=== Begin Enclosure ===
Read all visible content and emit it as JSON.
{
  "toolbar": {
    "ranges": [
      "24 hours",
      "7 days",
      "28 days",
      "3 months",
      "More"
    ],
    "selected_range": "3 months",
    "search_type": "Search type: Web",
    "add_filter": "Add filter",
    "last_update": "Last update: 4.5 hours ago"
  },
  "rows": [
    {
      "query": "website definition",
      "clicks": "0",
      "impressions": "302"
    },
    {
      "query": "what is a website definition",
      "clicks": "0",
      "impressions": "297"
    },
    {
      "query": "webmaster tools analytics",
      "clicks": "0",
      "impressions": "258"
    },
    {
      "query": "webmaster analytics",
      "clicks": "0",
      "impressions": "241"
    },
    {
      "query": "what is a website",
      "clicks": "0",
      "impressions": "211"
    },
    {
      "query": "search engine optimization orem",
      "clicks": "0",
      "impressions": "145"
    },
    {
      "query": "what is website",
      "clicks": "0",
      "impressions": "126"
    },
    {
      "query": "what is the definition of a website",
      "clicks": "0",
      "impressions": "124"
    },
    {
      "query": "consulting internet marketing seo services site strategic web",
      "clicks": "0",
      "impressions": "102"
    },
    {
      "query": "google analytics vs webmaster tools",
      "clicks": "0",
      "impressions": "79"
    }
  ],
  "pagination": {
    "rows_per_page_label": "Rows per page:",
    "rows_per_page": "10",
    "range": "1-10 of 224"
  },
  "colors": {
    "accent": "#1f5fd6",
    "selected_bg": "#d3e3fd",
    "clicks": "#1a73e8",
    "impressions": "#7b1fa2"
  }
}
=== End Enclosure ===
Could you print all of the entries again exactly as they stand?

Read all visible content and emit it as JSON.
{
  "toolbar": {
    "ranges": [
      "24 hours",
      "7 days",
      "28 days",
      "3 months",
      "More"
    ],
    "selected_range": "3 months",
    "search_type": "Search type: Web",
    "add_filter": "Add filter",
    "last_update": "Last update: 4.5 hours ago"
  },
  "rows": [
    {
      "query": "website definition",
      "clicks": "0",
      "impressions": "302"
    },
    {
      "query": "what is a website definition",
      "clicks": "0",
      "impressions": "297"
    },
    {
      "query": "webmaster tools analytics",
      "clicks": "0",
      "impressions": "258"
    },
    {
      "query": "webmaster analytics",
      "clicks": "0",
      "impressions": "241"
    },
    {
      "query": "what is a website",
      "clicks": "0",
      "impressions": "211"
    },
    {
      "query": "search engine optimization orem",
      "clicks": "0",
      "impressions": "145"
    },
    {
      "query": "what is website",
      "clicks": "0",
      "impressions": "126"
    },
    {
      "query": "what is the definition of a website",
      "clicks": "0",
      "impressions": "124"
    },
    {
      "query": "consulting internet marketing seo services site strategic web",
      "clicks": "0",
      "impressions": "102"
    },
    {
      "query": "google analytics vs webmaster tools",
      "clicks": "0",
      "impressions": "79"
    }
  ],
  "pagination": {
    "rows_per_page_label": "Rows per page:",
    "rows_per_page": "10",
    "range": "1-10 of 224"
  },
  "colors": {
    "accent": "#1f5fd6",
    "selected_bg": "#d3e3fd",
    "clicks": "#1a73e8",
    "impressions": "#7b1fa2"
  }
}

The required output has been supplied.